Daniel Snyder’s plan to play off the three local governments in the D.C. area to extract land and money for a new stadium for his NFL team took another blow last night, as Maryland Gov. Larry Hogan said he was stopping his pursuit of building a stadium on federal land south of D.C., at least “at this time”:
“We are not continuing discussions with the Redskins regarding this site at this time, however we are moving full steam ahead with acquiring state control of the Maryland Gateway in Prince George’s County from the federal government,” [Hogan’s communications director Amelia] Chasse wrote in response to an email from The Washington Post asking whether Hogan had withdrawn support of a new Redskins stadium in Maryland. “We believe this site holds significant potential benefits for the region and the state, as does the proposal to expand protected federal parkland in Western Maryland.
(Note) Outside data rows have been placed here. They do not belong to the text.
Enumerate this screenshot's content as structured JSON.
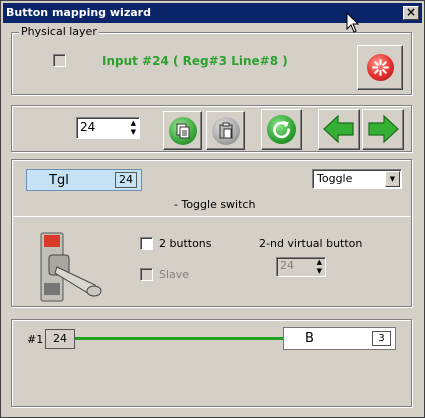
{
  "window": {
    "title": "Button mapping wizard"
  },
  "physical": {
    "legend": "Physical layer",
    "status": "Input #24  ( Reg#3  Line#8 )"
  },
  "toolbar": {
    "spin_value": "24"
  },
  "mapping": {
    "tgl_label": "Tgl",
    "tgl_number": "24",
    "mode_selected": "Toggle",
    "description": "- Toggle switch",
    "two_buttons_label": "2 buttons",
    "slave_label": "Slave",
    "second_vbutton_label": "2-nd virtual button",
    "second_vbutton_value": "24"
  },
  "virtual": {
    "index": "#1",
    "input_number": "24",
    "button_label": "B",
    "button_number": "3"
  },
  "colors": {
    "title_bg": "#0a246a",
    "status_text": "#2ea02e",
    "link_line": "#20a020",
    "tgl_bg": "#c6e2f5",
    "stop_button": "#e53030"
  }
}
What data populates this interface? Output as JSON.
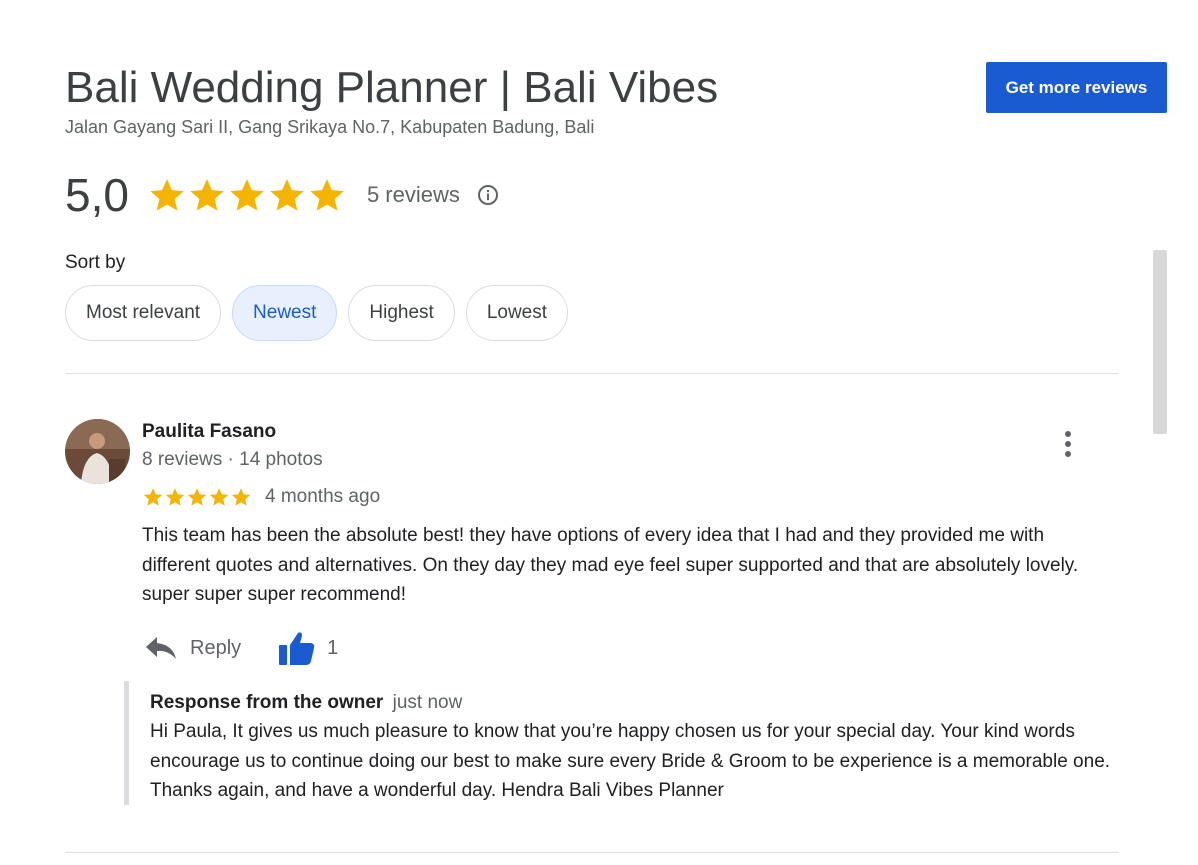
{
  "business": {
    "name": "Bali Wedding Planner | Bali Vibes",
    "address": "Jalan Gayang Sari II, Gang Srikaya No.7, Kabupaten Badung, Bali"
  },
  "header": {
    "get_reviews_label": "Get more reviews",
    "accent_color": "#1a5bd1"
  },
  "rating": {
    "value": "5,0",
    "stars": 5,
    "count_label": "5 reviews",
    "star_color": "#f4b400"
  },
  "sort": {
    "label": "Sort by",
    "options": [
      {
        "label": "Most relevant",
        "selected": false
      },
      {
        "label": "Newest",
        "selected": true
      },
      {
        "label": "Highest",
        "selected": false
      },
      {
        "label": "Lowest",
        "selected": false
      }
    ]
  },
  "reviews": [
    {
      "name": "Paulita Fasano",
      "meta": "8 reviews · 14 photos",
      "stars": 5,
      "time": "4 months ago",
      "text": "This team has been the absolute best! they have options of every idea that I had and they provided me with different quotes and alternatives. On they day they mad eye feel super supported and that are absolutely lovely. super super super recommend!",
      "reply_label": "Reply",
      "likes": "1",
      "owner_response": {
        "title": "Response from the owner",
        "time": "just now",
        "text": "Hi Paula, It gives us much pleasure to know that you’re happy chosen us for your special day. Your kind words encourage us to continue doing our best to make sure every Bride & Groom to be experience is a memorable one. Thanks again, and have a wonderful day. Hendra Bali Vibes Planner"
      }
    }
  ],
  "icons": {
    "star": "star-icon",
    "info": "info-icon",
    "more": "more-vert-icon",
    "reply": "reply-arrow-icon",
    "like": "thumbs-up-icon"
  }
}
We are working closely with our federal partners to finalize the transfer.”
Deadspin reported this as “Dan Snyder’s Sleazy Stadium Scheme Is Crumbling Around Him,” which is probably overly optimistic: Hogan can always resume negotiations with Snyder later, after he’s gotten control of the land, after all. But it is undeniably true that Snyder’s machinations haven’t gotten off to a whiz-bang start, what with his main backer on the D.C. council facing possible ethics charges and local officials in D.C., Maryland, and Virginia working on an interstate pact not to bid against each other, and now this. It only takes one win for a sports team owner to go home with a shiny new stadium, and this can take anywhere from months to a decade or more, but if you’re placing wagers on when Snyder’s team will be playing in a new home, I’d bet the over.
Newballpark.org blogger Marine Layer has calculated that the cost of building a gondola to any new Oakland A’s ballpark at Howard Terminal will amount to $12.60 per each round-trip ride, which either means fans are going to have a huge extra cost or local government is going to end up subsidizing the rides, neither of which is a great solution.